Some cattlemen were reluctant to accepta Veterinary Feed Directive that limits use of drugs in animal feed. However, according to a report by the Federal Department of Agriculture, the use of “medically-important” antibiotics decreased by 33 percent in 2017, the first full year it was in effect.
The directive required veterinarians to supervise use of medications in animal feed. Veterinarian oversight seems to have played a role in reducing sales of antibiotics.
Aureomycin, a broad-spectrum antibiotic, had previously been labeled to mix in low doses into feedlot rations to control any underlying, unidentified health issues animals might have. Its use helped animals grow faster, said veterinarian Jessica Laurin of Animal Health Center of Marion County said.
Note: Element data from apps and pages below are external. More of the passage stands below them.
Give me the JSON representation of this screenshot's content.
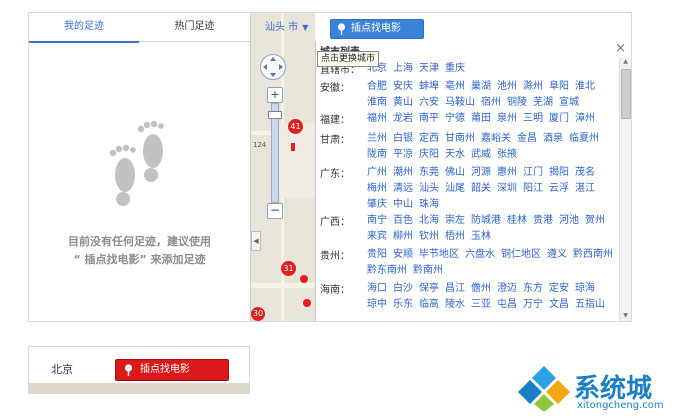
{
  "tabs": {
    "my_footprints": "我的足迹",
    "hot_footprints": "热门足迹"
  },
  "empty_message": {
    "line1": "目前没有任何足迹，建议使用",
    "line2": "“ 插点找电影” 来添加足迹"
  },
  "city_selector": {
    "current_city": "汕头 市",
    "find_movie_button": "插点找电影",
    "tooltip": "点击更换城市"
  },
  "popup": {
    "title": "城市列表",
    "provinces": [
      {
        "name": "直辖市：",
        "cities": [
          "北京",
          "上海",
          "天津",
          "重庆"
        ]
      },
      {
        "name": "安徽：",
        "cities": [
          "合肥",
          "安庆",
          "蚌埠",
          "亳州",
          "巢湖",
          "池州",
          "滁州",
          "阜阳",
          "淮北",
          "淮南",
          "黄山",
          "六安",
          "马鞍山",
          "宿州",
          "铜陵",
          "芜湖",
          "宣城"
        ]
      },
      {
        "name": "福建：",
        "cities": [
          "福州",
          "龙岩",
          "南平",
          "宁德",
          "莆田",
          "泉州",
          "三明",
          "厦门",
          "漳州"
        ]
      },
      {
        "name": "甘肃：",
        "cities": [
          "兰州",
          "白银",
          "定西",
          "甘南州",
          "嘉峪关",
          "金昌",
          "酒泉",
          "临夏州",
          "陇南",
          "平凉",
          "庆阳",
          "天水",
          "武威",
          "张掖"
        ]
      },
      {
        "name": "广东：",
        "cities": [
          "广州",
          "潮州",
          "东莞",
          "佛山",
          "河源",
          "惠州",
          "江门",
          "揭阳",
          "茂名",
          "梅州",
          "清远",
          "汕头",
          "汕尾",
          "韶关",
          "深圳",
          "阳江",
          "云浮",
          "湛江",
          "肇庆",
          "中山",
          "珠海"
        ]
      },
      {
        "name": "广西：",
        "cities": [
          "南宁",
          "百色",
          "北海",
          "崇左",
          "防城港",
          "桂林",
          "贵港",
          "河池",
          "贺州",
          "来宾",
          "柳州",
          "钦州",
          "梧州",
          "玉林"
        ]
      },
      {
        "name": "贵州：",
        "cities": [
          "贵阳",
          "安顺",
          "毕节地区",
          "六盘水",
          "铜仁地区",
          "遵义",
          "黔西南州",
          "黔东南州",
          "黔南州"
        ]
      },
      {
        "name": "海南：",
        "cities": [
          "海口",
          "白沙",
          "保亭",
          "昌江",
          "儋州",
          "澄迈",
          "东方",
          "定安",
          "琼海",
          "琼中",
          "乐东",
          "临高",
          "陵水",
          "三亚",
          "屯昌",
          "万宁",
          "文昌",
          "五指山"
        ]
      }
    ]
  },
  "map": {
    "markers": [
      "41",
      "31",
      "30"
    ],
    "scale_label": "124"
  },
  "second_view": {
    "current_city": "北京",
    "find_movie_button": "插点找电影"
  },
  "watermark": {
    "brand": "系统城",
    "url": "xitongcheng.com"
  },
  "colors": {
    "accent_blue": "#3b83d8",
    "link_blue": "#2e63c9",
    "red_button": "#d9191c",
    "marker_red": "#e02020"
  }
}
She contributed to an analysis of the report in the Feb. 2019 issue of Drovers Magazine.
Now, cattle-feeders have to limit its use to treat a specific sickness.
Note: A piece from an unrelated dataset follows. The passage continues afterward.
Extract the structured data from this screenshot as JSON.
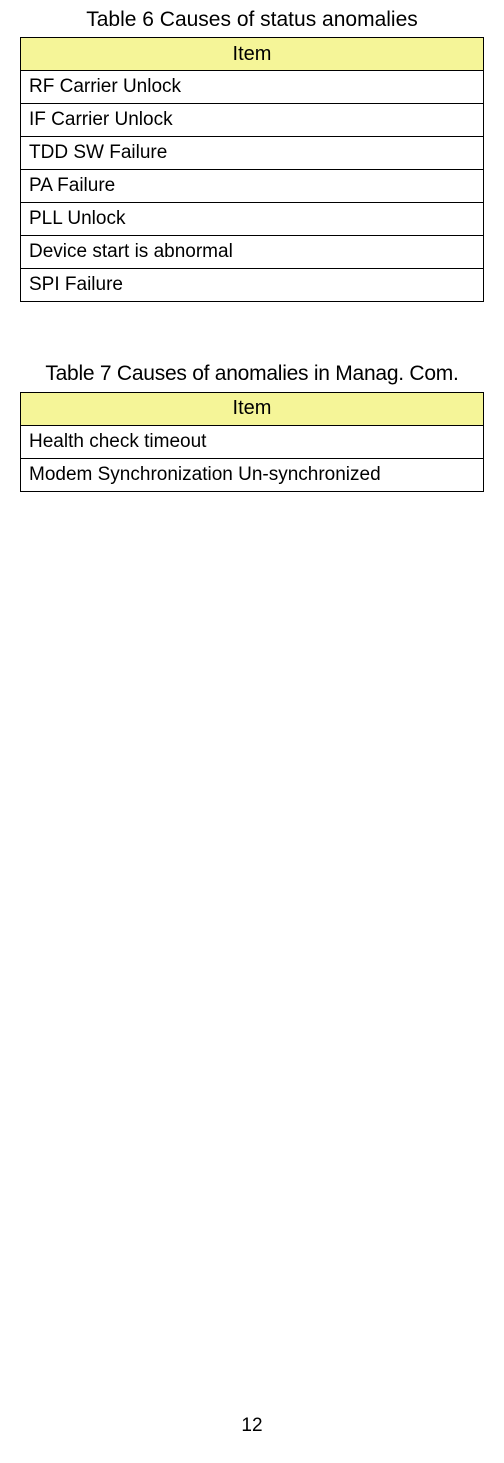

Laurin, a member of Academy of Veterinary Consultants for 20 years and past president, said sometimes, when the environment is conducive to disease outbreaks — like cold, wet conditions — feeders are allowed to use aureomycin in the feed for a limited time.
Laurin helped prepare specifics for the introduction of the VFD program.
“The VFD rules have encouraged veterinarians, nutritionists, and producers to focus more on nutrition, including minerals and vitamins, for preventing diseases such as foot rot,” Laurin said. “Feedstuffs used in rations often fall short in terms of vitamin quality and quantity, making supplementation critical for preventive management.”
Last modified March 14, 2019